The Razer Nommo Chroma is a huge upgrade from your old dinky desk speakers. The large cylindrical speakers kind of look like the engines of the USS Enterprise but provide excellent sound and deep bass.
At $130, Razer's Nommo Chroma directly competes with several other options on this list. It may not match the sound quality and feature set of the Logitech G560, but the Nommo remains a smart choice for PC gamers who want a pair of great-sounding speakers without a sub-woofer assuming you have the desk space.
Another release from Creative, the T100s are exceptionally workman-like, competent desk speakers. For around the $100 mark, you could do a lot worse, but that makes them sound much more plain than they are. They have a relatively restrained and straightforward design and limit their physical presence and footprint to that of two small-ish speakers that are deceptively good.
The sound that the speakers produce is deceptively good. The 2.75-inch/70mm full-range drivers in each unit have a good range for such small speakers and even offered a realistic surround effect. While they can't compete with a separate woofer and the bass systems, the T100s do a great job of handling everything you throw at them with the range that such setups bring.
The T100s are reliable, competent, and do a spectacular job, making them pleasing all-rounders. They couldn't entirely blow my socks off with the likes of Call of Duty: Warzone, for example, but they are as good as any desk-bound set of speakers that we've tested.
The best computer speakers FAQ
Do I need a 2.1, 5.1, or 7.1 setup?
You'll mostly find 2.1 setups for the PC market covering just left/right channels and a subwoofer—perhaps more often than that even devoid a subwoofer for a 2.0 setup. That's mostly because that fits the bill for a desktop and monitor, with the speakers in front of the user for decent stereo sound.

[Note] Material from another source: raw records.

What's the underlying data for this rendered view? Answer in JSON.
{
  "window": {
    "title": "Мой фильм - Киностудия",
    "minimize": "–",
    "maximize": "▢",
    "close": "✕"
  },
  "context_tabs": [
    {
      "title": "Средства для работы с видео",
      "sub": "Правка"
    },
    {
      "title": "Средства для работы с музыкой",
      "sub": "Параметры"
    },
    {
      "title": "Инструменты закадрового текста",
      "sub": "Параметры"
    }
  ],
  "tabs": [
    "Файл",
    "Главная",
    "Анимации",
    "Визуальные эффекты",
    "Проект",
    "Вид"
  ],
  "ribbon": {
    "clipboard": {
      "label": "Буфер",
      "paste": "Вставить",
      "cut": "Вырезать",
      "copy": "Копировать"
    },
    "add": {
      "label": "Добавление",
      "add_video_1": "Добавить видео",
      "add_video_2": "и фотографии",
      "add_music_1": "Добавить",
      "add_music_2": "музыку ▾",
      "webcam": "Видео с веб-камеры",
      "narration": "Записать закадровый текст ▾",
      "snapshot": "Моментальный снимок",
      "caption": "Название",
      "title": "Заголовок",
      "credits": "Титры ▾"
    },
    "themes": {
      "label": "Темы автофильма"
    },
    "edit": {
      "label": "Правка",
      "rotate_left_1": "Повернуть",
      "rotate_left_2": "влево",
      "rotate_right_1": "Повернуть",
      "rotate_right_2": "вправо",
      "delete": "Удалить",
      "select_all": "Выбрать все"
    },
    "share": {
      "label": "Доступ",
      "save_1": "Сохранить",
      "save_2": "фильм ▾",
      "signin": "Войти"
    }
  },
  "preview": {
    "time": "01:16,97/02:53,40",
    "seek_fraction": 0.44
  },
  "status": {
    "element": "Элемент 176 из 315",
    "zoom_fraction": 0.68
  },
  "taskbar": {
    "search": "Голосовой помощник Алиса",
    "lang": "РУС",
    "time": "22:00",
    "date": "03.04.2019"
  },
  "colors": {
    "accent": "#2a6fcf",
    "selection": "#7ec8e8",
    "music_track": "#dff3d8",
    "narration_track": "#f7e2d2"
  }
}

Living room speaker setups and home cinema systems will take that a little further, often offering at least five surrounding speakers in most cases. You could hook such a system up to your PC too, and find decent support for such a configuration, but we're hesitant to recommend such a setup due to the sheer number of wires involved around a single desk. It doesn't bear thinking about.
Some companies will tout virtual 5.1 to make up for the lack of physical speakers, often at the expense of sound quality, including Windows' own Sonic function, but don't forget many games use clever 3D audio techniques to generate positional game audio with great accuracy, so you may find you don't need much of a helping hand.
How do we test computer speakers?
We tested each set of speakers in-game for several hours through a wide range of games with rich soundtracks and sounds, including Doom Eternal, Call of Duty: Warzone, Counter-Strike: Global Offensive, Overwatch, and Hellblade: Senua's Sacrifice. Afterward, we ran listening tests, which included snippets from the film Jurassic World and various albums in lossless FLAC format, such as Daft Punk's Random Access Memories and Psychic from Darkside.
One of the most important features to test for was the left/right balance with gaming in mind. To check this in-game, we used the CS: GO Audio Test Chamber workshop project by geri43. It's a simple map that allows you to reproduce all sorts of in-game sounds, including ladder movements, sniper scopes, gunfire, footsteps, and more. Moving around the map or behind a wall allowed us to manipulate the sounds' location and test how easily we could identify their direction with the speakers.